-- WHAT THE TASK REQUIRES --
Which lines of the records below contain the word "event"? Copy each of them out.

________________

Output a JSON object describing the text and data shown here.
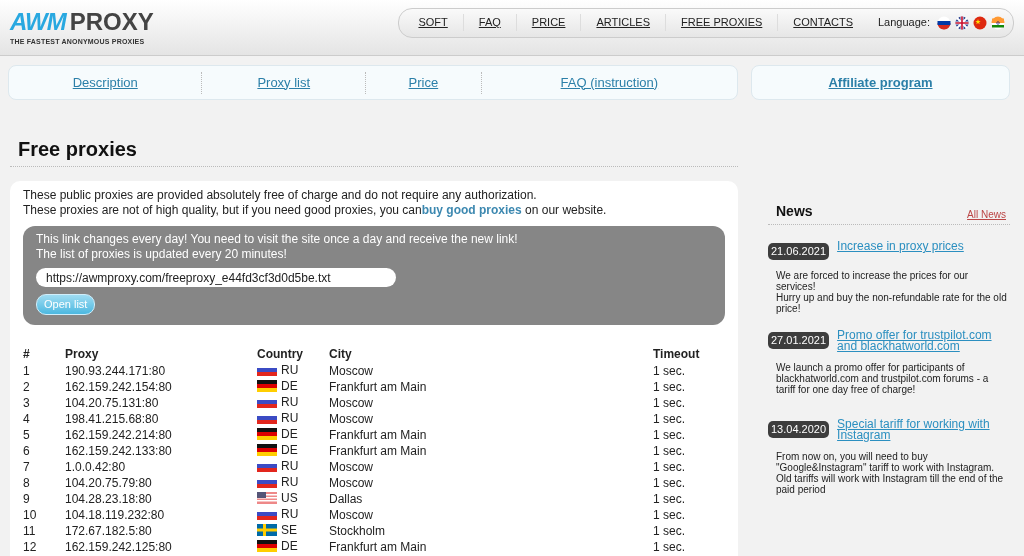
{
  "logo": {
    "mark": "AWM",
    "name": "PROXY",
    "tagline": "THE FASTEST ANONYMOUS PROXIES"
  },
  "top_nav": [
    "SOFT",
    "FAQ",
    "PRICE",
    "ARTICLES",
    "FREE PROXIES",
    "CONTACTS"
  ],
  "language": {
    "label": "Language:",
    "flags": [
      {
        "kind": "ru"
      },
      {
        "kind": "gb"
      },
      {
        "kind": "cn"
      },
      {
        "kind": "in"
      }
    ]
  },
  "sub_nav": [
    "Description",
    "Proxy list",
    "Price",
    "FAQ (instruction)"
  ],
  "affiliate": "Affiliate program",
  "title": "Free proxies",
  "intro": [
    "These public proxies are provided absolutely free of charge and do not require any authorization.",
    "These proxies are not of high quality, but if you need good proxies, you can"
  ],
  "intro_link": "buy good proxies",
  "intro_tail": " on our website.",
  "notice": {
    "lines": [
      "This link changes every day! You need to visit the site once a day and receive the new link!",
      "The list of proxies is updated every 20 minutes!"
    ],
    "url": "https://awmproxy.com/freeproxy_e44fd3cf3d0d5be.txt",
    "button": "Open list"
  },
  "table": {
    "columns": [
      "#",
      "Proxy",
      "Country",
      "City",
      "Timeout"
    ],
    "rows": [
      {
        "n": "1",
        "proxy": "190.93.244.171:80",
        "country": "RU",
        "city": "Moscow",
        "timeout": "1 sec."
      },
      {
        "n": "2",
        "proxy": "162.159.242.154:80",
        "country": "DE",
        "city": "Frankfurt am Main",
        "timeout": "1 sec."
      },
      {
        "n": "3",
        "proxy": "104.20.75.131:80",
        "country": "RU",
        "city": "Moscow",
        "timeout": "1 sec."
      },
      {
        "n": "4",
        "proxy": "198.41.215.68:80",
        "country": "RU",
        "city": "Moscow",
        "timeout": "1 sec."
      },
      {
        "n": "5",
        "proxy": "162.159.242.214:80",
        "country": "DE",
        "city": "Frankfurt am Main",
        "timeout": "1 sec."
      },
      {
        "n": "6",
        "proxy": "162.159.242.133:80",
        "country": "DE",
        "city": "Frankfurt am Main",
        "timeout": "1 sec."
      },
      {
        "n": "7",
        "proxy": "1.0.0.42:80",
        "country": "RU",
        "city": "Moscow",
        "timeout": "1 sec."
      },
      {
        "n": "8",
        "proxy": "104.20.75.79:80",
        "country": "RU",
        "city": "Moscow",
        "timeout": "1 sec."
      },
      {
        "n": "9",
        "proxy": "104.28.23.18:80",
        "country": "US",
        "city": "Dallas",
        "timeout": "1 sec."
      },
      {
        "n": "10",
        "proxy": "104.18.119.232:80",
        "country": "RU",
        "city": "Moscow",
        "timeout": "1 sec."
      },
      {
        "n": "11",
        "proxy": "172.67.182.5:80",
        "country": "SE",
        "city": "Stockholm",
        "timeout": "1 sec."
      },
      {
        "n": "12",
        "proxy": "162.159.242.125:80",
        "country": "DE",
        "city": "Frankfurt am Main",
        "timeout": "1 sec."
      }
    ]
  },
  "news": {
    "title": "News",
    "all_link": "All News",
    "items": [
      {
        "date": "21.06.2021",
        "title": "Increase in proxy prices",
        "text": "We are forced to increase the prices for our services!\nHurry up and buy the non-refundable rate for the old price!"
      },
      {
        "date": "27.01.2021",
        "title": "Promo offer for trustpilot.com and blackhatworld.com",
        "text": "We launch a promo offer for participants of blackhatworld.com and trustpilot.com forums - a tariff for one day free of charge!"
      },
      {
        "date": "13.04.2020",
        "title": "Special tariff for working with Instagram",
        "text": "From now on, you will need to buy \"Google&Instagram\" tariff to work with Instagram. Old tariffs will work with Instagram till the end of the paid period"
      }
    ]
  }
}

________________

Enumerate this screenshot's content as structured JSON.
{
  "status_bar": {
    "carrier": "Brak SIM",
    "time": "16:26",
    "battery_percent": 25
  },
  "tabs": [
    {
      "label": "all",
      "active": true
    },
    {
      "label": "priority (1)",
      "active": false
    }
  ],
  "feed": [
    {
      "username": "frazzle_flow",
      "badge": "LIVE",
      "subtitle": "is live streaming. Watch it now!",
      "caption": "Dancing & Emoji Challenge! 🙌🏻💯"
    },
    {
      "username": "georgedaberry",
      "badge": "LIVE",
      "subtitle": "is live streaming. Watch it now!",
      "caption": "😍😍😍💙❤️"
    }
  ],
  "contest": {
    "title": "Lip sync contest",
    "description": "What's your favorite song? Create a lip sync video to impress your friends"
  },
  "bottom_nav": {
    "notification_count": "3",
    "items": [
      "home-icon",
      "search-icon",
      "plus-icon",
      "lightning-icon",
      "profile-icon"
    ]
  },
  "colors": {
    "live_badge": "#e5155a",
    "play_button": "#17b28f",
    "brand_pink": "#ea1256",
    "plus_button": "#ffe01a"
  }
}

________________

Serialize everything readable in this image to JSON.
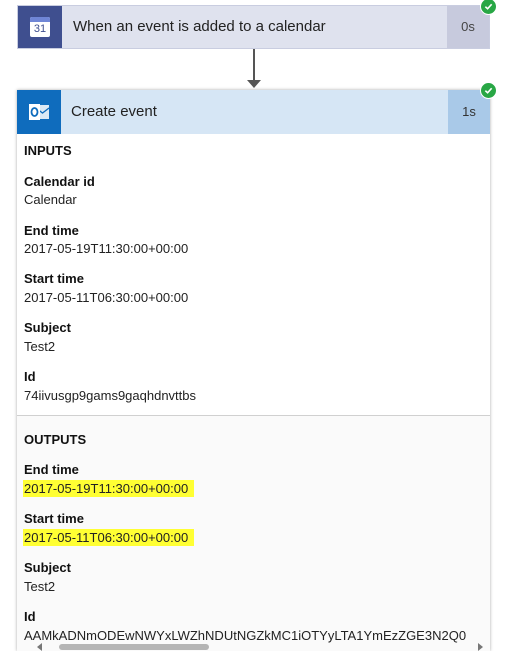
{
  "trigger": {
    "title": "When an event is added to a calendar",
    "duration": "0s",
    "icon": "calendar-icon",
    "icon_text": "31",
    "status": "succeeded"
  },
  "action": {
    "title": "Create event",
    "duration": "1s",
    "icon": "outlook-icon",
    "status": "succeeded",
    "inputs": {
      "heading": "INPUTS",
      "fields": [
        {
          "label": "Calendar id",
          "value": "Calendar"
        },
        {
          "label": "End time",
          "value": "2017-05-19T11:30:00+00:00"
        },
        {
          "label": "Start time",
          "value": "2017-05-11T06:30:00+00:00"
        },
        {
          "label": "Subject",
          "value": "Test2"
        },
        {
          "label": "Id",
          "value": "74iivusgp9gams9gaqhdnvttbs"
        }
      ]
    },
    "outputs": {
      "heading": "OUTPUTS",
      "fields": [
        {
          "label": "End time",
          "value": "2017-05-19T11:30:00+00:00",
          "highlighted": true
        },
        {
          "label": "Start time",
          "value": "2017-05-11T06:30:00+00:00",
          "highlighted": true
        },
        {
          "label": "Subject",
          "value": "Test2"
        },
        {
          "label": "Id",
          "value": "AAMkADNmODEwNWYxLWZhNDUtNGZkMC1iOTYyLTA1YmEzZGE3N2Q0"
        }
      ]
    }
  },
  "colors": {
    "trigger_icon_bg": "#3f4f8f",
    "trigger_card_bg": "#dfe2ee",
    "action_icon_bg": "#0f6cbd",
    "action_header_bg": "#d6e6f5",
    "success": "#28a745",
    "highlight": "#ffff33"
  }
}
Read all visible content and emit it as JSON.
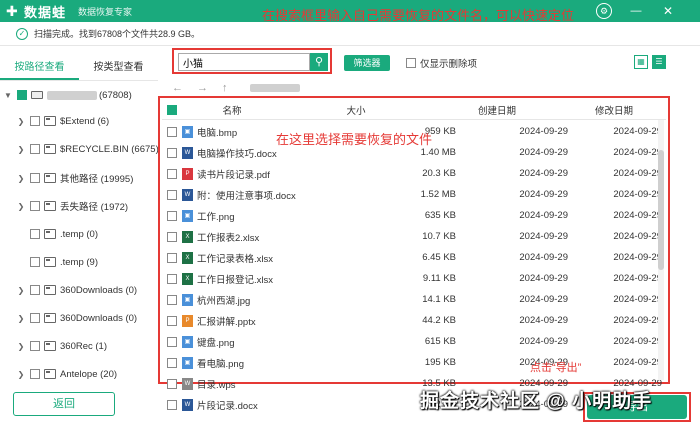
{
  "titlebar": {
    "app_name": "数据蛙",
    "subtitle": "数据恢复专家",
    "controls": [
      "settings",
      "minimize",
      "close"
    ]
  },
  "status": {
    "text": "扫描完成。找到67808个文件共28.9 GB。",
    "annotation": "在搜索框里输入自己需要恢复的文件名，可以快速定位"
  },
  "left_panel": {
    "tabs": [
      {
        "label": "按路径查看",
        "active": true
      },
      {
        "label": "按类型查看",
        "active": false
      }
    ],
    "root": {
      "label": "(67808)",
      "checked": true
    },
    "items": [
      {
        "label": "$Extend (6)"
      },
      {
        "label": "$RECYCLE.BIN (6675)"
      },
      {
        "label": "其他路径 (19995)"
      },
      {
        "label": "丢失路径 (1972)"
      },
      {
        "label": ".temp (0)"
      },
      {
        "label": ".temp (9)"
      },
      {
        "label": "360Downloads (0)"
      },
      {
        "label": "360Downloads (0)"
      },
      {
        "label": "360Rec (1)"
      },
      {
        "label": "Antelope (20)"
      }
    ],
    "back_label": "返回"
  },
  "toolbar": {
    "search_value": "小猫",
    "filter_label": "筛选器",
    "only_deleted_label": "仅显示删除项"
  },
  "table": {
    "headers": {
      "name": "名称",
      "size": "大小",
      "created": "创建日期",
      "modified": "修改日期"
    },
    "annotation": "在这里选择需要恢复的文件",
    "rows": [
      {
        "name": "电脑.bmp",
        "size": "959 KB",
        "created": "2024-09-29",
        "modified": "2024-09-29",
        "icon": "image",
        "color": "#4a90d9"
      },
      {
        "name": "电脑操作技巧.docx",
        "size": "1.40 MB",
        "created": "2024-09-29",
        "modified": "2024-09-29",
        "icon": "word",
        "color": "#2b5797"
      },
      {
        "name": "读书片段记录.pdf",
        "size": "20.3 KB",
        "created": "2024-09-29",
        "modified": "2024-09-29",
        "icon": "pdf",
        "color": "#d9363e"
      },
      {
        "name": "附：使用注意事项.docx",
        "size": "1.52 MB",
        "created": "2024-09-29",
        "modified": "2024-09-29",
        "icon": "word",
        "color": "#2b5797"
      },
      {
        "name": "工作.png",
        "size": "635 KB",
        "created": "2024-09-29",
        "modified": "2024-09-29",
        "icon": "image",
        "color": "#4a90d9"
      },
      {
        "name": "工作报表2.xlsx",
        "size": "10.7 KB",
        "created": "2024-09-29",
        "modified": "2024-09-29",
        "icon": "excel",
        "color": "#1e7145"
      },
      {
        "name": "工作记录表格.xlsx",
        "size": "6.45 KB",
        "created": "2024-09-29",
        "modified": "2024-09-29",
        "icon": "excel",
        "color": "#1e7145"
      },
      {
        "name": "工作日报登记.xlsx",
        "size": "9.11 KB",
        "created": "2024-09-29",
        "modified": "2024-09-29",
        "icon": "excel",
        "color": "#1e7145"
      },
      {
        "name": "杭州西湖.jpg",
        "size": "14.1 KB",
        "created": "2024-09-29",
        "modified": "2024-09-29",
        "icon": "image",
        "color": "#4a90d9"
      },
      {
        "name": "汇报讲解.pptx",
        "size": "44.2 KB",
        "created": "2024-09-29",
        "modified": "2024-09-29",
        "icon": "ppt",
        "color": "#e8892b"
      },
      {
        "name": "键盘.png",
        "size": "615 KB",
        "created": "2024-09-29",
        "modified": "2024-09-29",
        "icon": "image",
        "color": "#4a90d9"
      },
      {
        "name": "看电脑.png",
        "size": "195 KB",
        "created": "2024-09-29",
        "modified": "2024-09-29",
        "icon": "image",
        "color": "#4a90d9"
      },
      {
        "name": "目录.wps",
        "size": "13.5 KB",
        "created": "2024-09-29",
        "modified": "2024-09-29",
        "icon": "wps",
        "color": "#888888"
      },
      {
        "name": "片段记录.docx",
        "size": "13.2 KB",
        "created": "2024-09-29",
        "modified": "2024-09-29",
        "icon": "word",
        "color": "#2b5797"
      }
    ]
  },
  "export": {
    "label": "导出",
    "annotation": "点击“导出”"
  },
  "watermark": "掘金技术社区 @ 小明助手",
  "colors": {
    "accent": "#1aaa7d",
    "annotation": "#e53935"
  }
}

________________

-- RESULT FOR THIS TASK --
    "title": "When an event is added to a calendar",
    "title": "Create event",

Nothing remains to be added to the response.